To support the transfer of spent nuclear fuel from wet storage to dry storage, significant enhancements were developed and implemented for the SONGS project and are being utilized across the Holtec fleet. These enhancements include the development of an industry leading training program using a Systematic Approach to Training, detailed loading procedures with process improvements, and the development and utilization of camera systems and load monitoring equipment to make the loading of canisters into the HI-STORM UMAX storage modules even safer.
“Together with Holtec, we safely completed the largest spent fuel loading campaign in the United States. The below-grade UMAX system provides the safety and shielding to protect the public and the environment while the fuel is on site. The evaluation Southern California Edison performed prior to selecting the UMAX system was informed by SCE engineers and staff, industry experts and engagement with the community,” said Doug Bauder, SCE vice president of decommissioning and chief nuclear officer.

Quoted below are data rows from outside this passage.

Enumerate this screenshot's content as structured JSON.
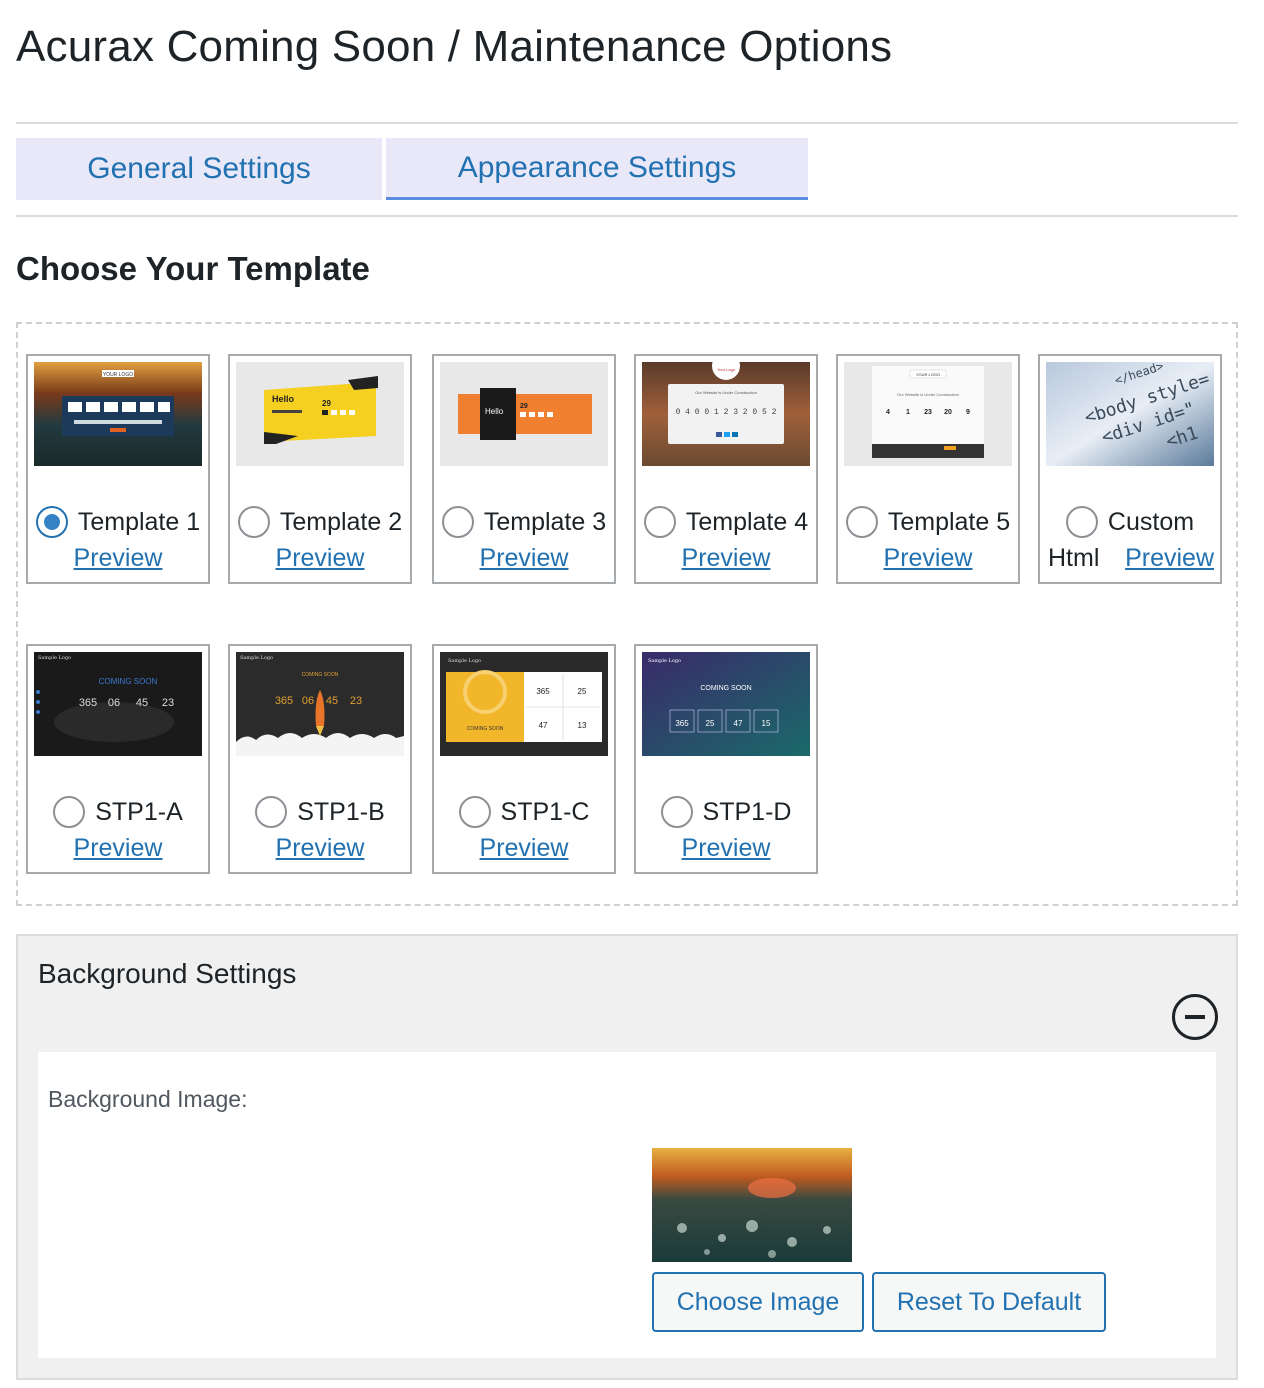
{
  "page": {
    "title": "Acurax Coming Soon / Maintenance Options"
  },
  "tabs": [
    {
      "label": "General Settings",
      "active": false
    },
    {
      "label": "Appearance Settings",
      "active": true
    }
  ],
  "templates_section": {
    "title": "Choose Your Template",
    "preview_label": "Preview",
    "templates": [
      {
        "label": "Template 1",
        "selected": true
      },
      {
        "label": "Template 2",
        "selected": false
      },
      {
        "label": "Template 3",
        "selected": false
      },
      {
        "label": "Template 4",
        "selected": false
      },
      {
        "label": "Template 5",
        "selected": false
      },
      {
        "label_line1": "Custom",
        "label_line2": "Html",
        "selected": false
      },
      {
        "label": "STP1-A",
        "selected": false
      },
      {
        "label": "STP1-B",
        "selected": false
      },
      {
        "label": "STP1-C",
        "selected": false
      },
      {
        "label": "STP1-D",
        "selected": false
      }
    ],
    "thumbnails": {
      "t1": {
        "logo": "YOUR LOGO",
        "digits": [
          "0",
          "0",
          "2",
          "1",
          "2",
          "3"
        ]
      },
      "t2": {
        "heading": "Hello",
        "number": "29",
        "digits": [
          "0",
          "0",
          "0",
          "0"
        ]
      },
      "t3": {
        "heading": "Hello",
        "number": "29",
        "digits": [
          "0",
          "0",
          "0",
          "0"
        ]
      },
      "t4": {
        "logo": "Your Logo",
        "caption": "Our Website is Under Construction",
        "digits": "0 4 0 0 1 2 3 2 0 5 2"
      },
      "t5": {
        "logo": "YOUR LOGO",
        "caption": "Our Website is Under Construction",
        "digits": [
          "4",
          "1",
          "23",
          "20",
          "9"
        ]
      },
      "custom": {
        "code_lines": [
          "</head>",
          "<body style=",
          "<div id=\"",
          "<h1"
        ]
      },
      "stp_a": {
        "logo": "Sample Logo",
        "heading": "COMING SOON",
        "digits": [
          "365",
          "06",
          "45",
          "23"
        ]
      },
      "stp_b": {
        "logo": "Sample Logo",
        "heading": "COMING SOON",
        "digits": [
          "365",
          "06",
          "45",
          "23"
        ]
      },
      "stp_c": {
        "logo": "Sample Logo",
        "heading": "COMING SOON",
        "digits": [
          "365",
          "25",
          "47",
          "13"
        ]
      },
      "stp_d": {
        "logo": "Sample Logo",
        "heading": "COMING SOON",
        "digits": [
          "365",
          "25",
          "47",
          "15"
        ]
      }
    }
  },
  "background": {
    "title": "Background Settings",
    "image_label": "Background Image:",
    "choose_button": "Choose Image",
    "reset_button": "Reset To Default"
  },
  "colors": {
    "link": "#2271b1",
    "tab_bg": "#e8e8f8",
    "radio_checked": "#3582c4"
  }
}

A robust aging management plan is being established for the SONGS storage system to ensure that any degradation would be identified long before it would become an issue. The MPCs in the HI-STORM UMAX are licensed for transport and are ready to be shipped if and when a consolidated interim storage facility (CISF) becomes available. Removing the storage canisters away from the corrosive salt-air environment like SONGS to a more conducive environment is possible because Holtec is working to establish the HI-STORE CISF in the dry and arid land (a more hospitable environment for the MPCs) in southeastern New Mexico. The HI-STORE CISF also employs the same subterranean storage system as used at SONGS and shares its robust structure and vanishingly small radiation dose to the public and environment. Subject to the continuing support of the host communities and appropriate regulatory approval, we expect to deliver the HI-STORE CISF to the U.S. industry, which will provide an environmentally superior alternative to the on-site storage in the aggressive environment at the coastal sites around the country. Removal of spent nuclear fuel to HI-STORE CISF from shuttered nuclear plants, like SONGS, allows the full site to be returned to more productive use.
Holtec is working with Ukraine’s national nuclear company, Energoatom, to establish a similar CISF in the north of the country to serve that country’s VVER nuclear units. That facility is expected to be operational early next year.